'''
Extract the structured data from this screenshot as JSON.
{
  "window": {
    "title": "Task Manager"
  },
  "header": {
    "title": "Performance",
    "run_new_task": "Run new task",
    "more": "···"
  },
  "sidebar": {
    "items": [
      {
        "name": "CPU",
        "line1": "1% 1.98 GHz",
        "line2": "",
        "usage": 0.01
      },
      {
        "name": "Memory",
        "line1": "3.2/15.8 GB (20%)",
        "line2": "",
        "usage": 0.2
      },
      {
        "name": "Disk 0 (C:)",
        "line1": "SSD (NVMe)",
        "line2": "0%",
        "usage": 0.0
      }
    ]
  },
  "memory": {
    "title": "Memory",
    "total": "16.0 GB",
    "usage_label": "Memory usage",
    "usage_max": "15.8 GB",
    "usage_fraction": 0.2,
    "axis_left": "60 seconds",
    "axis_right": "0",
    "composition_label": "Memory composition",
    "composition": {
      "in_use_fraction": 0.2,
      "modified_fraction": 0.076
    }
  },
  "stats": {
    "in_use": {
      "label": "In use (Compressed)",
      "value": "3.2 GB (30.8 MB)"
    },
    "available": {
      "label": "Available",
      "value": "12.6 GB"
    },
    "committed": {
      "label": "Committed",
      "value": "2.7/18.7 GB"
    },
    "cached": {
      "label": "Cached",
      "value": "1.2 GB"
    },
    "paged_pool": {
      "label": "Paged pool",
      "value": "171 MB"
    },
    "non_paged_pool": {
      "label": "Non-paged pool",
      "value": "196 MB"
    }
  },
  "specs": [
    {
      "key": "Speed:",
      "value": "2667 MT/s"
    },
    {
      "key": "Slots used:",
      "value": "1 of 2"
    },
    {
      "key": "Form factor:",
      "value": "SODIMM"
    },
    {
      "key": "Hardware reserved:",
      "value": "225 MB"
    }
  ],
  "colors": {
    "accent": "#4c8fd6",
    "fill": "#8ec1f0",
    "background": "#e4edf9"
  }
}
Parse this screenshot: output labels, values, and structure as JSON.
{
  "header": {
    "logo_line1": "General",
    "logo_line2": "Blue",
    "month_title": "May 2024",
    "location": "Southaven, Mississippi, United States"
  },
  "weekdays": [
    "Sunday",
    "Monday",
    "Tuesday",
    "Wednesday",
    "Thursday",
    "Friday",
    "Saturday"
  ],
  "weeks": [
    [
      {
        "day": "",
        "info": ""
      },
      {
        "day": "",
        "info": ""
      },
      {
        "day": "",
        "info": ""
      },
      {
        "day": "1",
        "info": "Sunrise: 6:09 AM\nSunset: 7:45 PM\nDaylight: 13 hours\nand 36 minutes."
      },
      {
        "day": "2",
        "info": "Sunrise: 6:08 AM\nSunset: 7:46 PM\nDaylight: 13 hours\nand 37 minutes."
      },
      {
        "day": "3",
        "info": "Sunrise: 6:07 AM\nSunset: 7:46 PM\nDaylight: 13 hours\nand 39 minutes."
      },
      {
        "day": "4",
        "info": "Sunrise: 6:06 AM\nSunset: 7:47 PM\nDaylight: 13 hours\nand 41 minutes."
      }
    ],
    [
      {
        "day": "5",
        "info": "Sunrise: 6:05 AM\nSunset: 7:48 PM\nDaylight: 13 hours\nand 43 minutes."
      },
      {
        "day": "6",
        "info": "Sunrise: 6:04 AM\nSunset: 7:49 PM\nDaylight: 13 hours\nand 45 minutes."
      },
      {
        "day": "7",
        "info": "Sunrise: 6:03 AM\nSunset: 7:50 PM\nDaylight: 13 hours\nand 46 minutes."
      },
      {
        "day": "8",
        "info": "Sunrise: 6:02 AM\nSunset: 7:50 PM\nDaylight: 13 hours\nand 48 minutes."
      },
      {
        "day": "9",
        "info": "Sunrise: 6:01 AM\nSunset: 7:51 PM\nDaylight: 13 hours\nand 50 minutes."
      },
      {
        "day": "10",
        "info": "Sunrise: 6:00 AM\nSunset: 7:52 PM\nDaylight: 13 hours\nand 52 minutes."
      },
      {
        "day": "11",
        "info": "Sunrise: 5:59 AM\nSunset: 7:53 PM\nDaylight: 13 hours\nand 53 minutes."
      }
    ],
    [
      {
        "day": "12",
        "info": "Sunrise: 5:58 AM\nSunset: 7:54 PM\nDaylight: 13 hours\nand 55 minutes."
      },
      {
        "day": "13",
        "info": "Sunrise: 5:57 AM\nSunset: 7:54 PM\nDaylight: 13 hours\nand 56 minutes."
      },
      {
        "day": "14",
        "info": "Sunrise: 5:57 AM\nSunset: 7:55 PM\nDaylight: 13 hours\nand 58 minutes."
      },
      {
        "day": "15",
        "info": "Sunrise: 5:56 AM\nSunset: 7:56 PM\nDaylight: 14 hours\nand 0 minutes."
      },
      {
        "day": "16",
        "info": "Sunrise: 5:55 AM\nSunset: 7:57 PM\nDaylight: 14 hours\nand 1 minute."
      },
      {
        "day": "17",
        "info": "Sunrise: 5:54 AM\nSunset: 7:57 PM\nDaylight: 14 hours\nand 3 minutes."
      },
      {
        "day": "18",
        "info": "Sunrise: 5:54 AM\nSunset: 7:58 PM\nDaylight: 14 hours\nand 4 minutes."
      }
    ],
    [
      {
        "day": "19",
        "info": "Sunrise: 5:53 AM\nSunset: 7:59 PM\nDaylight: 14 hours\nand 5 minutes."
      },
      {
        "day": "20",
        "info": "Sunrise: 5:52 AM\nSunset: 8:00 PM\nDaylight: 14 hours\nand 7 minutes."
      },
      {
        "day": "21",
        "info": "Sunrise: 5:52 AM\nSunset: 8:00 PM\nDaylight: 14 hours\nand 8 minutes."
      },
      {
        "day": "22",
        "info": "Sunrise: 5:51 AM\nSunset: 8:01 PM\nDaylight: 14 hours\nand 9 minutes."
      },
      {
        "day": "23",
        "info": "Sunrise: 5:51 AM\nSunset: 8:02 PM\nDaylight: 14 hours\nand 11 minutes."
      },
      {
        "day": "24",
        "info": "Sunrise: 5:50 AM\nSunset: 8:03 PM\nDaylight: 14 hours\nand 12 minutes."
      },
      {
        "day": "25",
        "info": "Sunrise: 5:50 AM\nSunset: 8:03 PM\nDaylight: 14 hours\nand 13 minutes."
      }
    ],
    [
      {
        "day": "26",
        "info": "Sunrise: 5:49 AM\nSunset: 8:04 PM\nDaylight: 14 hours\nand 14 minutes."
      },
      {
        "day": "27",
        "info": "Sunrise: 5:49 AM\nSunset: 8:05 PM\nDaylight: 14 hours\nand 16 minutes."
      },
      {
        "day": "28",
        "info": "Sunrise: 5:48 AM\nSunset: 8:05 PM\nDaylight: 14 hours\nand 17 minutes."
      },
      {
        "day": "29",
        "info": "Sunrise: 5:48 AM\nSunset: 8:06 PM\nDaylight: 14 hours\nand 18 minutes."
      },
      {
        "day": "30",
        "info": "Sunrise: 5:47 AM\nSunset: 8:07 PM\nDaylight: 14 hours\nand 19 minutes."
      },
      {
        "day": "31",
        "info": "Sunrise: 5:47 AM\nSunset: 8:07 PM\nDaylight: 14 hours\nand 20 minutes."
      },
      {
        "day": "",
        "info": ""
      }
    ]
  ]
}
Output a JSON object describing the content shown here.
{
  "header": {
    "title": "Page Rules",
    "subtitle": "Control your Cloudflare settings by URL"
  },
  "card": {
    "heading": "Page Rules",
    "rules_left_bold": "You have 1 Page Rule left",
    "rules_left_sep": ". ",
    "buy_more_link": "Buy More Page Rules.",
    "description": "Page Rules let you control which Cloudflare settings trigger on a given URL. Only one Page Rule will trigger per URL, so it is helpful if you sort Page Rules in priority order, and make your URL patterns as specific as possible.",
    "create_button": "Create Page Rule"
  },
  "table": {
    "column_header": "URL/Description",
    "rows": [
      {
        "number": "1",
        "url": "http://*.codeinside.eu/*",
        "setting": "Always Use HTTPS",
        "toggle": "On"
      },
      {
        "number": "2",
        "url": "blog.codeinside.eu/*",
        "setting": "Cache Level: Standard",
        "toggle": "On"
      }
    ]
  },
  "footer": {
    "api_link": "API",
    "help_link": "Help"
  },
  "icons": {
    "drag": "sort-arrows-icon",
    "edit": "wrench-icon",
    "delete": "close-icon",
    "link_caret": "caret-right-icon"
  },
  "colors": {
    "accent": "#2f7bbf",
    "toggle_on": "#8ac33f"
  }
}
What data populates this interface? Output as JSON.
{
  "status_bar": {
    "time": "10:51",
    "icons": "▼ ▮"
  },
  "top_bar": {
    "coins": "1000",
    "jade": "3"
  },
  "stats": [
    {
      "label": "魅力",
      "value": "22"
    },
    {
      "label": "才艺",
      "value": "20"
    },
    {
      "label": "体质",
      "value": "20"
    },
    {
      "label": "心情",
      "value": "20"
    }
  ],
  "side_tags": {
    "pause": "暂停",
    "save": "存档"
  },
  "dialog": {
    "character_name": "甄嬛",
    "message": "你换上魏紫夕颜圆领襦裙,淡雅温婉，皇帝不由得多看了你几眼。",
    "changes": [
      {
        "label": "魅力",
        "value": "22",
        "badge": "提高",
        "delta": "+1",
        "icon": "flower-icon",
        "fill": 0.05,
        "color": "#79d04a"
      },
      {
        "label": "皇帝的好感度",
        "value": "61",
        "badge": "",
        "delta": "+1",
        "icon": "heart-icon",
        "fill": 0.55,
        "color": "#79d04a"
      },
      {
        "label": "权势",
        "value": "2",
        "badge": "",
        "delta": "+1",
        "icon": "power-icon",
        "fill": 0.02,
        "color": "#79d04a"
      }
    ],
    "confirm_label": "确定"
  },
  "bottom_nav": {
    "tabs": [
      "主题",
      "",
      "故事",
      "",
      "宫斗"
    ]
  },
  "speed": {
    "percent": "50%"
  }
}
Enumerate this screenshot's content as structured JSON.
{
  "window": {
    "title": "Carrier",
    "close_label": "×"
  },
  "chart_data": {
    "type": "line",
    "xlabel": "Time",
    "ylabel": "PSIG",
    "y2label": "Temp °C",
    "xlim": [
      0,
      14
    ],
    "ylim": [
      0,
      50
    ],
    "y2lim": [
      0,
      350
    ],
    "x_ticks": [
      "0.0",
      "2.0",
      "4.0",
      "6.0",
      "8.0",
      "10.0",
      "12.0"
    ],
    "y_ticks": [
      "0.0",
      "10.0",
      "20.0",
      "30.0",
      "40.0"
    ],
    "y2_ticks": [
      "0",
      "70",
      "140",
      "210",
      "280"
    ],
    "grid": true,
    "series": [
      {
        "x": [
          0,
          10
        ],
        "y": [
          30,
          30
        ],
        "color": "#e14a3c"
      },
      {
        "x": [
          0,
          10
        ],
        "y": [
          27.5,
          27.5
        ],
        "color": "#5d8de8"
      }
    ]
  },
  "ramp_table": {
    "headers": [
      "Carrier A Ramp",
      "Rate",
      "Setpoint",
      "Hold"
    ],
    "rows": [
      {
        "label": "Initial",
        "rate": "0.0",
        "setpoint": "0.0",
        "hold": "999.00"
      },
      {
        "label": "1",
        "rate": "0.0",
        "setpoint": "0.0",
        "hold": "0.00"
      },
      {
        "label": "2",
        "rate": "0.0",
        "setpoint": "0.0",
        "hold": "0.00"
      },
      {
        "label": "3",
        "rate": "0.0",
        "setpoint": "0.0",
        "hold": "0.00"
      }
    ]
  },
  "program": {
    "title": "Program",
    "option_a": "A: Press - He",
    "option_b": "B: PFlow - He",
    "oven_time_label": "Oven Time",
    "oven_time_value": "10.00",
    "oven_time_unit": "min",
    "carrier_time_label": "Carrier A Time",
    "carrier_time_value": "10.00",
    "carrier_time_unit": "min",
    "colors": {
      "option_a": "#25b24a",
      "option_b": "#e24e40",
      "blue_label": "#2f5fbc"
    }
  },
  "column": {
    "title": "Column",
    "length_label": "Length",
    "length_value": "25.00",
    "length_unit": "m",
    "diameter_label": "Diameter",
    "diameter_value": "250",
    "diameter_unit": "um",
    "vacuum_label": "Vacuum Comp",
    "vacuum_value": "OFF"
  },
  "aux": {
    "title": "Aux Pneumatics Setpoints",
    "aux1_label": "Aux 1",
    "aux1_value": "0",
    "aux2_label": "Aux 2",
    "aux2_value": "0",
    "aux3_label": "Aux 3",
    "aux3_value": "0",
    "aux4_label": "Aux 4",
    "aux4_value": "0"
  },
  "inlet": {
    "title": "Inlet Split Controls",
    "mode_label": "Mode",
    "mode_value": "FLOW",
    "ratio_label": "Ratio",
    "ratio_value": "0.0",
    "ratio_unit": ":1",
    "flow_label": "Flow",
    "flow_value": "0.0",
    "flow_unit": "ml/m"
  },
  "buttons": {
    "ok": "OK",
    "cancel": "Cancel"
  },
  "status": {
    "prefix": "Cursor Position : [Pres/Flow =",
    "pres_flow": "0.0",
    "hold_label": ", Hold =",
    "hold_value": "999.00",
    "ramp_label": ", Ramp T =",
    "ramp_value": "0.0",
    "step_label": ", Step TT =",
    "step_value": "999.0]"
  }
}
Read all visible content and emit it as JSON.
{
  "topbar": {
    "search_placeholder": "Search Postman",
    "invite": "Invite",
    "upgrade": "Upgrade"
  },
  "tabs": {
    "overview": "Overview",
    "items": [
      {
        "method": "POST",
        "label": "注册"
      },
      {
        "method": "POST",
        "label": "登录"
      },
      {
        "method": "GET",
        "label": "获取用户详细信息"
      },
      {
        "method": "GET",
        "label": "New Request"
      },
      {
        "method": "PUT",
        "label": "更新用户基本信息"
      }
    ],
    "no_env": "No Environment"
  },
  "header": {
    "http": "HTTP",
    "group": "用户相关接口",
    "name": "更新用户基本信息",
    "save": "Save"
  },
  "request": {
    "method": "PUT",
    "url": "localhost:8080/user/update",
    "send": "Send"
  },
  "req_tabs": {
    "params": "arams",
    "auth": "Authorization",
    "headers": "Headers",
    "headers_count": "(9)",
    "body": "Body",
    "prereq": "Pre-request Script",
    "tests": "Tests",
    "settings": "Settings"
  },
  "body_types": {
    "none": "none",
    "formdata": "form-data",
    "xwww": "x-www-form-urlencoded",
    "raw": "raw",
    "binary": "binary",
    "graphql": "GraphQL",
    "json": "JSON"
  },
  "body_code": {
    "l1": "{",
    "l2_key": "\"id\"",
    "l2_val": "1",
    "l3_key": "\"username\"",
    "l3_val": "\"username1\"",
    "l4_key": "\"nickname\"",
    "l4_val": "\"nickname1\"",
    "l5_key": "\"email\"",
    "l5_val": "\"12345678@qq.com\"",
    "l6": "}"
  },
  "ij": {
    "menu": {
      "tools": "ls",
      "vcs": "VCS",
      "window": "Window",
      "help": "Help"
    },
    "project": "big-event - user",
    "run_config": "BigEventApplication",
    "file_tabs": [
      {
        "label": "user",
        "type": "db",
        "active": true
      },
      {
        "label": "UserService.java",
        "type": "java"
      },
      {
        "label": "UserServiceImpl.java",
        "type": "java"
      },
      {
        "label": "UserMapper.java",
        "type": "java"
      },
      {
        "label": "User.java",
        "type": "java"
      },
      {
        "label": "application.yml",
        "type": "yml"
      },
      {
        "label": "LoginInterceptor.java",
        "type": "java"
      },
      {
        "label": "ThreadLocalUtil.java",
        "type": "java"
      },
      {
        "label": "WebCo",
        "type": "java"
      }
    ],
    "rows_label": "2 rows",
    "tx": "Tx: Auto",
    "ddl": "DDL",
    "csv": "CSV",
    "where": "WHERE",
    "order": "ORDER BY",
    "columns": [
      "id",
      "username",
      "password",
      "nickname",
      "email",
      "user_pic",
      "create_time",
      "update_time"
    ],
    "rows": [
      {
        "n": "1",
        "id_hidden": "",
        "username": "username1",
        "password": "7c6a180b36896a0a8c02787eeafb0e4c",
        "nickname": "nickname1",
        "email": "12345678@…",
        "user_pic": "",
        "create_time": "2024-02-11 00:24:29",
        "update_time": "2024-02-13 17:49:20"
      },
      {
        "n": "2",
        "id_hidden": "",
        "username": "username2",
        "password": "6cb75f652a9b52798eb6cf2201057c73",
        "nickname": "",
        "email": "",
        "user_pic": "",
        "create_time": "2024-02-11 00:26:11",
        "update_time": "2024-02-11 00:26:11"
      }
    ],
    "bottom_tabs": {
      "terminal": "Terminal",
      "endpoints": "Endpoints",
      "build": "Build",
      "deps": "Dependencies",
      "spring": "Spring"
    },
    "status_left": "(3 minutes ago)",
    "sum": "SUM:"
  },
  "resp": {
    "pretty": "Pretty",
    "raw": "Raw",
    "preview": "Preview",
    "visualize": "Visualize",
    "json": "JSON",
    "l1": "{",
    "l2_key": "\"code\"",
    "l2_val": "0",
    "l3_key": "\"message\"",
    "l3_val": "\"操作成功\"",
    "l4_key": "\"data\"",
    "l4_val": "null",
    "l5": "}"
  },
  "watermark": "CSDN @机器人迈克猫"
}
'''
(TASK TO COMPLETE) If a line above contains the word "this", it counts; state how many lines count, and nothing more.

(SOLVED EXERCISE) 4